What follows is a set of entries; retype all of them exactly.

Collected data

====

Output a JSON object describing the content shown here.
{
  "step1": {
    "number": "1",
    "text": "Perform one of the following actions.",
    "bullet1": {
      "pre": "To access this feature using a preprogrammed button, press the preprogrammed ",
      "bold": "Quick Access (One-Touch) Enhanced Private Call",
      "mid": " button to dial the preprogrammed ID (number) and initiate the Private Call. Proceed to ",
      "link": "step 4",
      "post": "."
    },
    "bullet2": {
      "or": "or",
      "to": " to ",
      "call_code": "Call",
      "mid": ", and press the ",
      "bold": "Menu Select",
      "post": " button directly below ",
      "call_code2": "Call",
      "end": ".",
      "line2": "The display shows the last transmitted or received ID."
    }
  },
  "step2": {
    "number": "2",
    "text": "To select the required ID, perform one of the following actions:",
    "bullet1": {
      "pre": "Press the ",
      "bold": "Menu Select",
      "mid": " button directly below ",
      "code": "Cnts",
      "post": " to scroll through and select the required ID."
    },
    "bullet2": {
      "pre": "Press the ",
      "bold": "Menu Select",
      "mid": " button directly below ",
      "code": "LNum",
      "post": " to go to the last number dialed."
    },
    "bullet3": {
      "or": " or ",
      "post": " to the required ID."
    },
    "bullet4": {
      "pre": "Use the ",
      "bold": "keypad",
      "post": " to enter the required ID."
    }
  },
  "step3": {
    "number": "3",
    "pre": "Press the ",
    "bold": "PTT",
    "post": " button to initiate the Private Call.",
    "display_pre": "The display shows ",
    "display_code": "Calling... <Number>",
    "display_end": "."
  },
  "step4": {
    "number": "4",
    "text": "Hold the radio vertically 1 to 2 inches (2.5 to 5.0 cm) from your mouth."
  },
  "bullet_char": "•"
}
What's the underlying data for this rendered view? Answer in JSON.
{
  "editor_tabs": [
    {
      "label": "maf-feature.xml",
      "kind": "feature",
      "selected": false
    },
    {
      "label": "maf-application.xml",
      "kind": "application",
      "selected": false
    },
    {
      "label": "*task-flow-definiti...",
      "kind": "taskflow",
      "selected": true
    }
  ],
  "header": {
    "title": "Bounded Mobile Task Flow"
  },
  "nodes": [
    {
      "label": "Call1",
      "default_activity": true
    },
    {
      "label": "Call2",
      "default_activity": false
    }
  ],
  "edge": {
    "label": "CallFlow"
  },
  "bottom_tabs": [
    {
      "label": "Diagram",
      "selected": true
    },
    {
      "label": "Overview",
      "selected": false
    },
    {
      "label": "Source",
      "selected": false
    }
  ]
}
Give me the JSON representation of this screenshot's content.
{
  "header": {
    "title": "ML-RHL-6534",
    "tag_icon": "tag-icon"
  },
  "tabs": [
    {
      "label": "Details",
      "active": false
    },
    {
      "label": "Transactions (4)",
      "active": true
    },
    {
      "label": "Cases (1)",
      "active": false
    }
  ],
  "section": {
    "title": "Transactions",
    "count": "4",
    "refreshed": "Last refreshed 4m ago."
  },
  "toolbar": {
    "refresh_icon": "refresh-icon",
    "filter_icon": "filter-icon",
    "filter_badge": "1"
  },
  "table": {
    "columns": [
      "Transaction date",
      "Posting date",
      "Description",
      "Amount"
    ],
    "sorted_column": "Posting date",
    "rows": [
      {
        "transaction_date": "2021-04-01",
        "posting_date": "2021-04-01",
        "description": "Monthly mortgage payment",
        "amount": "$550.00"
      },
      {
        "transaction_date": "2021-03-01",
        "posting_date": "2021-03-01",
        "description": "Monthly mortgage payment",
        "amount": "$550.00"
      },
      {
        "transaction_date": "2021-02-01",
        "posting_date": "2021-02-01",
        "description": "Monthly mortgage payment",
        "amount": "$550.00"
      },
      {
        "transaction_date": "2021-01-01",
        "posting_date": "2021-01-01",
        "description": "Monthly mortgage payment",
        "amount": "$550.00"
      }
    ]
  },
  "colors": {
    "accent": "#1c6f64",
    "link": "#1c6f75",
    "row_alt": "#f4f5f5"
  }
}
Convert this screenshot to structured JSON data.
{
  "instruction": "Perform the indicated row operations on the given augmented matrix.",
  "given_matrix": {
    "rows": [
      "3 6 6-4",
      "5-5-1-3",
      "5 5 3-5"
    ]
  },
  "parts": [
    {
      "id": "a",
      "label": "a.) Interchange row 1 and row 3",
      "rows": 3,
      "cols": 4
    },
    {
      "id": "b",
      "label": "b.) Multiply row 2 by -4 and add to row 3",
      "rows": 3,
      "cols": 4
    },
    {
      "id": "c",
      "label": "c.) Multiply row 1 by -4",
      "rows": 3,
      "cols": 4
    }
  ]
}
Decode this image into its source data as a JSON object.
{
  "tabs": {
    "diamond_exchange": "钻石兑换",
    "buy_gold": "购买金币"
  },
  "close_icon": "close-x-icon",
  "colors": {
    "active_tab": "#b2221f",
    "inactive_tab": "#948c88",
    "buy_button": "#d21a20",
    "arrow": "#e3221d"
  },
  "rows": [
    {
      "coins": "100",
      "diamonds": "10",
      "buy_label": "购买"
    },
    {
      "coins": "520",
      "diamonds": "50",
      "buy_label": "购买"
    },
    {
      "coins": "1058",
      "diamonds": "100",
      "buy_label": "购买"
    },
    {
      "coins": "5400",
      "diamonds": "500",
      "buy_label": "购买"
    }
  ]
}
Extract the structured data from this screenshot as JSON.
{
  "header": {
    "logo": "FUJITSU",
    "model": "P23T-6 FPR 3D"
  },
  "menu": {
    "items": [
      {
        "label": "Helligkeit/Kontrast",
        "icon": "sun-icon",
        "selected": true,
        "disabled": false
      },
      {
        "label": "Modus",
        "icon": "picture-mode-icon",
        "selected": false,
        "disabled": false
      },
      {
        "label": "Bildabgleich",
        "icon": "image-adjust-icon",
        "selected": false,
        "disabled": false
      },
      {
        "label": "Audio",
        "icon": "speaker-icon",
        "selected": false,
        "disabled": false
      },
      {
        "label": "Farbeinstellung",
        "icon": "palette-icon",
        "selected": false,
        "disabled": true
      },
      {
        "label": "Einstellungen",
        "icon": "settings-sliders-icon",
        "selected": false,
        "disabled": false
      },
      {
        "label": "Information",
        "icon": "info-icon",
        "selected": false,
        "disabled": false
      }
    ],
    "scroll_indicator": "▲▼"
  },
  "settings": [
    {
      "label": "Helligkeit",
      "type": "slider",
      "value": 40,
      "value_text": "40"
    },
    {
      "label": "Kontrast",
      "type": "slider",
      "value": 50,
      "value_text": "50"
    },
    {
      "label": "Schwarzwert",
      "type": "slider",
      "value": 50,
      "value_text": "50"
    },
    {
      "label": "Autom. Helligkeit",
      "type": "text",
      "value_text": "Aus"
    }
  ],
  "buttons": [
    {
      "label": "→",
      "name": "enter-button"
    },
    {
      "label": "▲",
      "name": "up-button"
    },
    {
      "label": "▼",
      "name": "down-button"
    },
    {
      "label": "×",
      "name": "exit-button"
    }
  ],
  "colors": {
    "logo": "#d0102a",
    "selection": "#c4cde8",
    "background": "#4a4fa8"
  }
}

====

§ Expected output:
Output a JSON object describing the content shown here.
{
  "step1": {
    "number": "1",
    "text": "Perform one of the following actions.",
    "bullet1": {
      "pre": "To access this feature using a preprogrammed button, press the preprogrammed ",
      "bold": "Quick Access (One-Touch) Enhanced Private Call",
      "mid": " button to dial the preprogrammed ID (number) and initiate the Private Call. Proceed to ",
      "link": "step 4",
      "post": "."
    },
    "bullet2": {
      "or": "or",
      "to": " to ",
      "call_code": "Call",
      "mid": ", and press the ",
      "bold": "Menu Select",
      "post": " button directly below ",
      "call_code2": "Call",
      "end": ".",
      "line2": "The display shows the last transmitted or received ID."
    }
  },
  "step2": {
    "number": "2",
    "text": "To select the required ID, perform one of the following actions:",
    "bullet1": {
      "pre": "Press the ",
      "bold": "Menu Select",
      "mid": " button directly below ",
      "code": "Cnts",
      "post": " to scroll through and select the required ID."
    },
    "bullet2": {
      "pre": "Press the ",
      "bold": "Menu Select",
      "mid": " button directly below ",
      "code": "LNum",
      "post": " to go to the last number dialed."
    },
    "bullet3": {
      "or": " or ",
      "post": " to the required ID."
    },
    "bullet4": {
      "pre": "Use the ",
      "bold": "keypad",
      "post": " to enter the required ID."
    }
  },
  "step3": {
    "number": "3",
    "pre": "Press the ",
    "bold": "PTT",
    "post": " button to initiate the Private Call.",
    "display_pre": "The display shows ",
    "display_code": "Calling... <Number>",
    "display_end": "."
  },
  "step4": {
    "number": "4",
    "text": "Hold the radio vertically 1 to 2 inches (2.5 to 5.0 cm) from your mouth."
  },
  "bullet_char": "•"
}
What's the underlying data for this rendered view? Answer in JSON.
{
  "editor_tabs": [
    {
      "label": "maf-feature.xml",
      "kind": "feature",
      "selected": false
    },
    {
      "label": "maf-application.xml",
      "kind": "application",
      "selected": false
    },
    {
      "label": "*task-flow-definiti...",
      "kind": "taskflow",
      "selected": true
    }
  ],
  "header": {
    "title": "Bounded Mobile Task Flow"
  },
  "nodes": [
    {
      "label": "Call1",
      "default_activity": true
    },
    {
      "label": "Call2",
      "default_activity": false
    }
  ],
  "edge": {
    "label": "CallFlow"
  },
  "bottom_tabs": [
    {
      "label": "Diagram",
      "selected": true
    },
    {
      "label": "Overview",
      "selected": false
    },
    {
      "label": "Source",
      "selected": false
    }
  ]
}
Give me the JSON representation of this screenshot's content.
{
  "header": {
    "title": "ML-RHL-6534",
    "tag_icon": "tag-icon"
  },
  "tabs": [
    {
      "label": "Details",
      "active": false
    },
    {
      "label": "Transactions (4)",
      "active": true
    },
    {
      "label": "Cases (1)",
      "active": false
    }
  ],
  "section": {
    "title": "Transactions",
    "count": "4",
    "refreshed": "Last refreshed 4m ago."
  },
  "toolbar": {
    "refresh_icon": "refresh-icon",
    "filter_icon": "filter-icon",
    "filter_badge": "1"
  },
  "table": {
    "columns": [
      "Transaction date",
      "Posting date",
      "Description",
      "Amount"
    ],
    "sorted_column": "Posting date",
    "rows": [
      {
        "transaction_date": "2021-04-01",
        "posting_date": "2021-04-01",
        "description": "Monthly mortgage payment",
        "amount": "$550.00"
      },
      {
        "transaction_date": "2021-03-01",
        "posting_date": "2021-03-01",
        "description": "Monthly mortgage payment",
        "amount": "$550.00"
      },
      {
        "transaction_date": "2021-02-01",
        "posting_date": "2021-02-01",
        "description": "Monthly mortgage payment",
        "amount": "$550.00"
      },
      {
        "transaction_date": "2021-01-01",
        "posting_date": "2021-01-01",
        "description": "Monthly mortgage payment",
        "amount": "$550.00"
      }
    ]
  },
  "colors": {
    "accent": "#1c6f64",
    "link": "#1c6f75",
    "row_alt": "#f4f5f5"
  }
}
Convert this screenshot to structured JSON data.
{
  "instruction": "Perform the indicated row operations on the given augmented matrix.",
  "given_matrix": {
    "rows": [
      "3 6 6-4",
      "5-5-1-3",
      "5 5 3-5"
    ]
  },
  "parts": [
    {
      "id": "a",
      "label": "a.) Interchange row 1 and row 3",
      "rows": 3,
      "cols": 4
    },
    {
      "id": "b",
      "label": "b.) Multiply row 2 by -4 and add to row 3",
      "rows": 3,
      "cols": 4
    },
    {
      "id": "c",
      "label": "c.) Multiply row 1 by -4",
      "rows": 3,
      "cols": 4
    }
  ]
}
Decode this image into its source data as a JSON object.
{
  "tabs": {
    "diamond_exchange": "钻石兑换",
    "buy_gold": "购买金币"
  },
  "close_icon": "close-x-icon",
  "colors": {
    "active_tab": "#b2221f",
    "inactive_tab": "#948c88",
    "buy_button": "#d21a20",
    "arrow": "#e3221d"
  },
  "rows": [
    {
      "coins": "100",
      "diamonds": "10",
      "buy_label": "购买"
    },
    {
      "coins": "520",
      "diamonds": "50",
      "buy_label": "购买"
    },
    {
      "coins": "1058",
      "diamonds": "100",
      "buy_label": "购买"
    },
    {
      "coins": "5400",
      "diamonds": "500",
      "buy_label": "购买"
    }
  ]
}
Extract the structured data from this screenshot as JSON.
{
  "header": {
    "logo": "FUJITSU",
    "model": "P23T-6 FPR 3D"
  },
  "menu": {
    "items": [
      {
        "label": "Helligkeit/Kontrast",
        "icon": "sun-icon",
        "selected": true,
        "disabled": false
      },
      {
        "label": "Modus",
        "icon": "picture-mode-icon",
        "selected": false,
        "disabled": false
      },
      {
        "label": "Bildabgleich",
        "icon": "image-adjust-icon",
        "selected": false,
        "disabled": false
      },
      {
        "label": "Audio",
        "icon": "speaker-icon",
        "selected": false,
        "disabled": false
      },
      {
        "label": "Farbeinstellung",
        "icon": "palette-icon",
        "selected": false,
        "disabled": true
      },
      {
        "label": "Einstellungen",
        "icon": "settings-sliders-icon",
        "selected": false,
        "disabled": false
      },
      {
        "label": "Information",
        "icon": "info-icon",
        "selected": false,
        "disabled": false
      }
    ],
    "scroll_indicator": "▲▼"
  },
  "settings": [
    {
      "label": "Helligkeit",
      "type": "slider",
      "value": 40,
      "value_text": "40"
    },
    {
      "label": "Kontrast",
      "type": "slider",
      "value": 50,
      "value_text": "50"
    },
    {
      "label": "Schwarzwert",
      "type": "slider",
      "value": 50,
      "value_text": "50"
    },
    {
      "label": "Autom. Helligkeit",
      "type": "text",
      "value_text": "Aus"
    }
  ],
  "buttons": [
    {
      "label": "→",
      "name": "enter-button"
    },
    {
      "label": "▲",
      "name": "up-button"
    },
    {
      "label": "▼",
      "name": "down-button"
    },
    {
      "label": "×",
      "name": "exit-button"
    }
  ],
  "colors": {
    "logo": "#d0102a",
    "selection": "#c4cde8",
    "background": "#4a4fa8"
  }
}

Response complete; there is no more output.